Unexpected end of file error in a Bash script usually occurs when you there is a mismatched structure somewhere in the script.
If you forget to close your quotes, or you forget to terminate an
while loop, etc, then you will run into the error when you try to execute your Bash script. It is best to use syntax highlighting to quickly figure out where you have a mismatched structure in your script.
In this tutorial, you will see a few examples of what causes the
Unexpected end of file error, and suggestions on how to fix it.
In this tutorial you will learn:
- What causes the
Unexpected end of fileerror
- How to find the cause of the error with syntax highlighting text editors

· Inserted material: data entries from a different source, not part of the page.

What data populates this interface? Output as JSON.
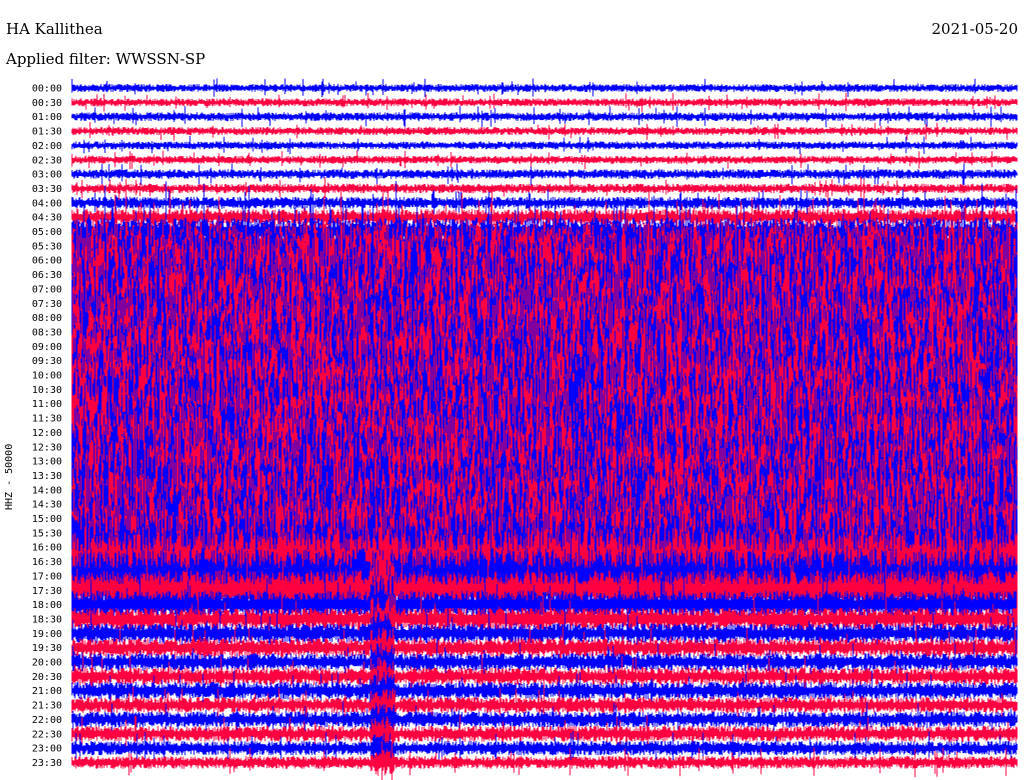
{
  "header": {
    "station": "HA Kallithea",
    "date": "2021-05-20",
    "filter": "Applied filter: WWSSN-SP"
  },
  "chart_data": {
    "type": "line",
    "title": "HA Kallithea",
    "date": "2021-05-20",
    "filter": "WWSSN-SP",
    "ylabel": "HHZ - 50000",
    "xlabel": "",
    "row_labels": [
      "00:00",
      "00:30",
      "01:00",
      "01:30",
      "02:00",
      "02:30",
      "03:00",
      "03:30",
      "04:00",
      "04:30",
      "05:00",
      "05:30",
      "06:00",
      "06:30",
      "07:00",
      "07:30",
      "08:00",
      "08:30",
      "09:00",
      "09:30",
      "10:00",
      "10:30",
      "11:00",
      "11:30",
      "12:00",
      "12:30",
      "13:00",
      "13:30",
      "14:00",
      "14:30",
      "15:00",
      "15:30",
      "16:00",
      "16:30",
      "17:00",
      "17:30",
      "18:00",
      "18:30",
      "19:00",
      "19:30",
      "20:00",
      "20:30",
      "21:00",
      "21:30",
      "22:00",
      "22:30",
      "23:00",
      "23:30"
    ],
    "row_minutes": 30,
    "trace_colors": [
      "#0000ff",
      "#ff0040"
    ],
    "relative_amplitude": [
      1.0,
      1.0,
      1.1,
      1.0,
      1.0,
      1.0,
      1.2,
      1.2,
      1.5,
      2.0,
      3.5,
      6.0,
      9.0,
      10.0,
      10.0,
      10.0,
      10.0,
      10.0,
      10.0,
      10.0,
      10.0,
      10.0,
      10.0,
      10.0,
      10.0,
      10.0,
      10.0,
      10.0,
      10.0,
      10.0,
      10.0,
      10.0,
      10.0,
      9.0,
      7.0,
      5.0,
      3.5,
      2.8,
      2.5,
      2.3,
      2.2,
      2.2,
      2.2,
      2.0,
      2.0,
      2.0,
      1.8,
      1.6
    ],
    "grid": false,
    "legend": "none"
  }
}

|Category||Requirements, Conventions or Software Version Used|
|System||Any Linux distro|
|Software||Bash shell (installed by default)|
|Other||Privileged access to your Linux system as root or via the
# – requires given linux commands to be executed with root privileges either directly as a root user or by use of
$ – requires given linux commands to be executed as a regular non-privileged user
Bash script: Unexpected end of file error
The error will look something like this:
$ ./test.sh ./test.sh: line 3: unexpected EOF while looking for matching `"' ./test.sh: line 4: syntax error: unexpected end of file
As you can see, Bash already gives us some helpful information about how to troubleshoot the error, by giving us the line number where it encountered the problem. In this case, we even get some extra info, with the error telling us that we are missing a double quote
" character. Easy fix.
Another thing we can do is use an appropriate file editor for Bash scripts. Something like
vim will automatically indent our Bash script and color code according to syntax, making it much easier to spot errors.
Take a look at the example below. It is easy to see that the
if statement has not been closed, because we should see a corresponding
fi with the same indentation.
It is common to run into an unexpected end of file error, as we are human and can easily forget to close one of structures in the Bash script, whether it be a quote, or to end a conditional statement or loop. By using the error message to figure out which line has the problem, and by using a text editor that recognized Bash script syntax, we can minimize our errors and quickly spot the ones we make.